— EXERCISE BRIEF —
Check each line of the data for "location", and copy the ones that have it.

INPUT FOR THIS TASK: Begin

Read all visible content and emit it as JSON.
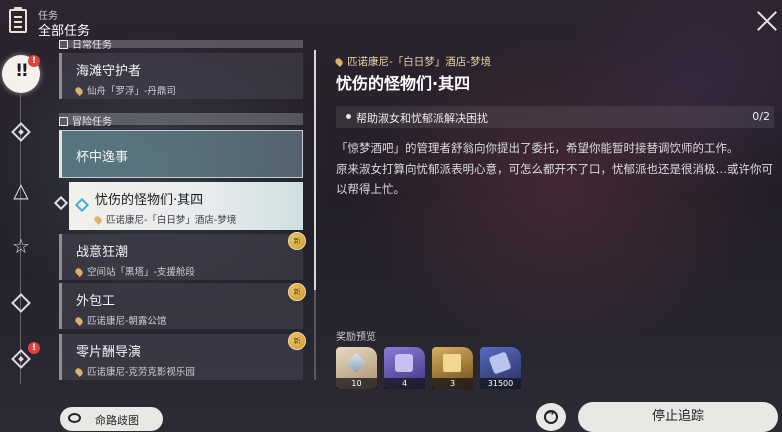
{
  "header": {
    "section_label": "任务",
    "title": "全部任务"
  },
  "left_rail": {
    "items": [
      {
        "icon": "all-missions-icon",
        "alert": "!",
        "active_text": "!!"
      },
      {
        "icon": "trailblaze-mission-icon"
      },
      {
        "icon": "companion-mission-icon"
      },
      {
        "icon": "adventure-mission-icon"
      },
      {
        "icon": "daily-mission-icon"
      },
      {
        "icon": "event-mission-icon",
        "alert": "!"
      }
    ]
  },
  "mission_list": {
    "category_daily": "日常任务",
    "category_adventure": "冒险任务",
    "items": [
      {
        "title": "海滩守护者",
        "location": "仙舟「罗浮」-丹鼎司"
      },
      {
        "title": "杯中逸事"
      },
      {
        "title": "忧伤的怪物们·其四",
        "location": "匹诺康尼-「白日梦」酒店-梦境"
      },
      {
        "title": "战意狂潮",
        "location": "空间站「黑塔」-支援舱段",
        "badge": "新"
      },
      {
        "title": "外包工",
        "location": "匹诺康尼-朝露公馆",
        "badge": "新"
      },
      {
        "title": "零片酬导演",
        "location": "匹诺康尼-克劳克影视乐园",
        "badge": "新"
      }
    ]
  },
  "detail": {
    "location": "匹诺康尼-「白日梦」酒店-梦境",
    "title": "忧伤的怪物们·其四",
    "objective": "帮助淑女和忧郁派解决困扰",
    "objective_progress": "0/2",
    "description_1": "「惊梦酒吧」的管理者舒翁向你提出了委托，希望你能暂时接替调饮师的工作。",
    "description_2": "原来淑女打算向忧郁派表明心意，可怎么都开不了口，忧郁派也还是很消极…或许你可以帮得上忙。",
    "rewards_label": "奖励预览",
    "rewards": [
      {
        "icon": "trailblaze-exp-icon",
        "count": "10",
        "color": "#c9b7a0"
      },
      {
        "icon": "traveler-guide-icon",
        "count": "4",
        "color": "#5e4fa0"
      },
      {
        "icon": "credit-icon",
        "count": "3",
        "color": "#8a6a2a"
      },
      {
        "icon": "credits-icon",
        "count": "31500",
        "color": "#3a4a8a"
      }
    ]
  },
  "footer": {
    "map_button": "命路歧图",
    "stop_tracking": "停止追踪"
  }
}
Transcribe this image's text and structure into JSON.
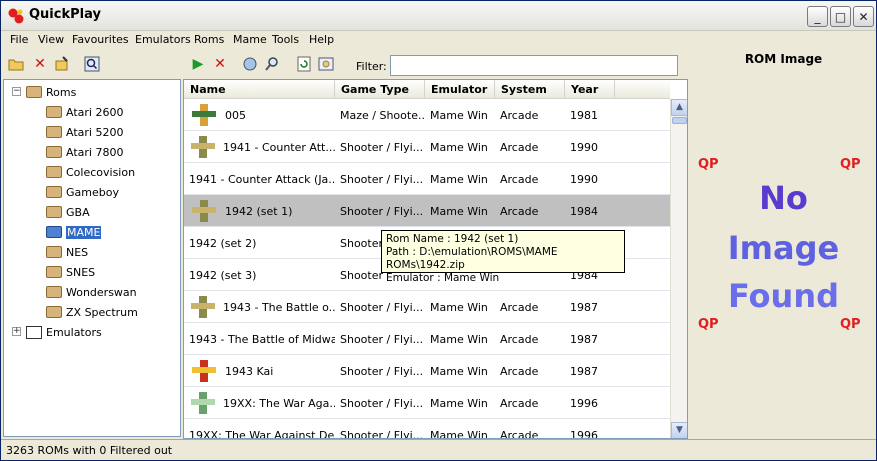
{
  "window": {
    "title": "QuickPlay",
    "min": "_",
    "max": "□",
    "close": "✕"
  },
  "menu": [
    "File",
    "View",
    "Favourites",
    "Emulators",
    "Roms",
    "Mame",
    "Tools",
    "Help"
  ],
  "tree": {
    "root": "Roms",
    "items": [
      "Atari 2600",
      "Atari 5200",
      "Atari 7800",
      "Colecovision",
      "Gameboy",
      "GBA",
      "MAME",
      "NES",
      "SNES",
      "Wonderswan",
      "ZX Spectrum"
    ],
    "selected": "MAME",
    "emulators": "Emulators"
  },
  "filter": {
    "label": "Filter:",
    "value": ""
  },
  "columns": [
    "Name",
    "Game Type",
    "Emulator",
    "System",
    "Year"
  ],
  "rows": [
    {
      "name": "005",
      "type": "Maze / Shoote...",
      "emulator": "Mame Win",
      "system": "Arcade",
      "year": "1981",
      "icon": "explorer-sprite-icon"
    },
    {
      "name": "1941 - Counter Att...",
      "type": "Shooter / Flyi...",
      "emulator": "Mame Win",
      "system": "Arcade",
      "year": "1990",
      "icon": "plane-sprite-icon"
    },
    {
      "name": "1941 - Counter Attack (Ja...",
      "type": "Shooter / Flyi...",
      "emulator": "Mame Win",
      "system": "Arcade",
      "year": "1990",
      "icon": ""
    },
    {
      "name": "1942 (set 1)",
      "type": "Shooter / Flyi...",
      "emulator": "Mame Win",
      "system": "Arcade",
      "year": "1984",
      "icon": "plane-sprite-icon"
    },
    {
      "name": "1942 (set 2)",
      "type": "Shooter",
      "emulator": "",
      "system": "",
      "year": "",
      "icon": ""
    },
    {
      "name": "1942 (set 3)",
      "type": "Shooter",
      "emulator": "",
      "system": "",
      "year": "1984",
      "icon": ""
    },
    {
      "name": "1943 - The Battle o...",
      "type": "Shooter / Flyi...",
      "emulator": "Mame Win",
      "system": "Arcade",
      "year": "1987",
      "icon": "plane-sprite-icon"
    },
    {
      "name": "1943 - The Battle of Midwa...",
      "type": "Shooter / Flyi...",
      "emulator": "Mame Win",
      "system": "Arcade",
      "year": "1987",
      "icon": ""
    },
    {
      "name": "1943 Kai",
      "type": "Shooter / Flyi...",
      "emulator": "Mame Win",
      "system": "Arcade",
      "year": "1987",
      "icon": "red-plane-sprite-icon"
    },
    {
      "name": "19XX: The War Aga...",
      "type": "Shooter / Flyi...",
      "emulator": "Mame Win",
      "system": "Arcade",
      "year": "1996",
      "icon": "green-plane-sprite-icon"
    },
    {
      "name": "19XX: The War Against De...",
      "type": "Shooter / Flyi...",
      "emulator": "Mame Win",
      "system": "Arcade",
      "year": "1996",
      "icon": ""
    }
  ],
  "tooltip": {
    "line1": "Rom Name : 1942 (set 1)",
    "line2": "Path : D:\\emulation\\ROMS\\MAME ROMs\\1942.zip",
    "line3": "Emulator : Mame Win"
  },
  "rom_panel": {
    "title": "ROM Image",
    "line1": "No",
    "line2": "Image",
    "line3": "Found",
    "logo": "QP"
  },
  "status": "3263 ROMs with 0 Filtered out"
}
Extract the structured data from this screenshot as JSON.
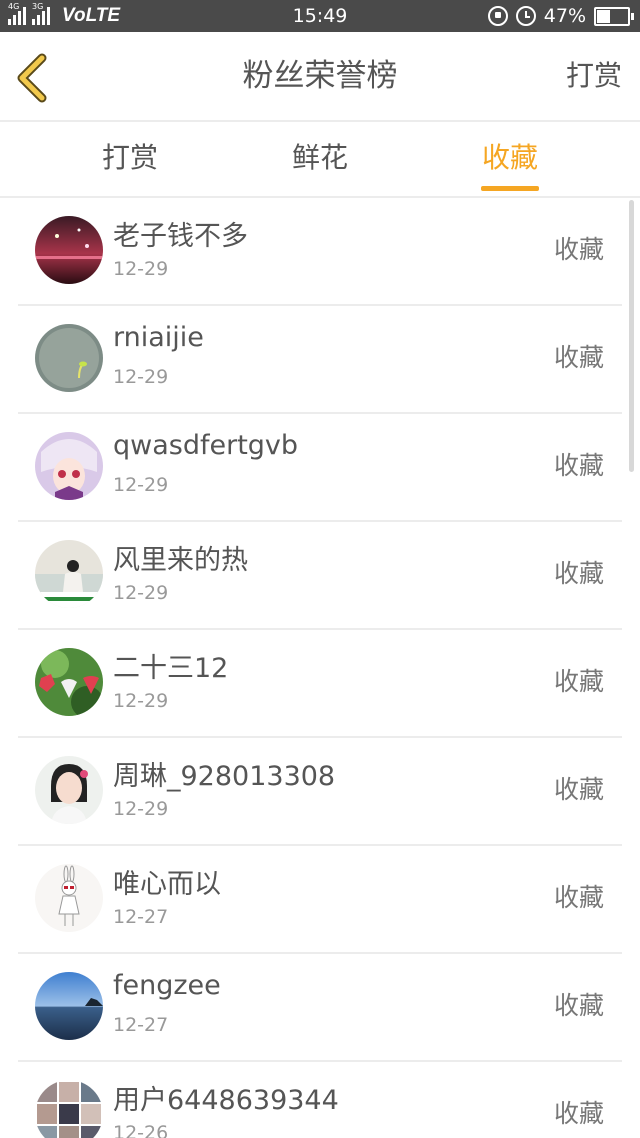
{
  "status_bar": {
    "network_1": "4G",
    "network_2": "3G",
    "volte": "VoLTE",
    "time": "15:49",
    "battery_percent": "47%",
    "battery_level": 0.47
  },
  "header": {
    "title": "粉丝荣誉榜",
    "action": "打赏"
  },
  "tabs": [
    {
      "label": "打赏",
      "active": false
    },
    {
      "label": "鲜花",
      "active": false
    },
    {
      "label": "收藏",
      "active": true
    }
  ],
  "accent_color": "#f5a623",
  "list": [
    {
      "name": "老子钱不多",
      "date": "12-29",
      "action": "收藏"
    },
    {
      "name": "rniaijie",
      "date": "12-29",
      "action": "收藏"
    },
    {
      "name": "qwasdfertgvb",
      "date": "12-29",
      "action": "收藏"
    },
    {
      "name": "风里来的热",
      "date": "12-29",
      "action": "收藏"
    },
    {
      "name": "二十三12",
      "date": "12-29",
      "action": "收藏"
    },
    {
      "name": "周琳_928013308",
      "date": "12-29",
      "action": "收藏"
    },
    {
      "name": "唯心而以",
      "date": "12-27",
      "action": "收藏"
    },
    {
      "name": "fengzee",
      "date": "12-27",
      "action": "收藏"
    },
    {
      "name": "用户6448639344",
      "date": "12-26",
      "action": "收藏"
    }
  ]
}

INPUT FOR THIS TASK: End

— PROBLEM SOLUTION —
        "location": "仙舟「罗浮」-丹鼎司"
        "location": "匹诺康尼-「白日梦」酒店-梦境"
        "location": "空间站「黑塔」-支援舱段",
        "location": "匹诺康尼-朝露公馆",
        "location": "匹诺康尼-克劳克影视乐园",
    "location": "匹诺康尼-「白日梦」酒店-梦境",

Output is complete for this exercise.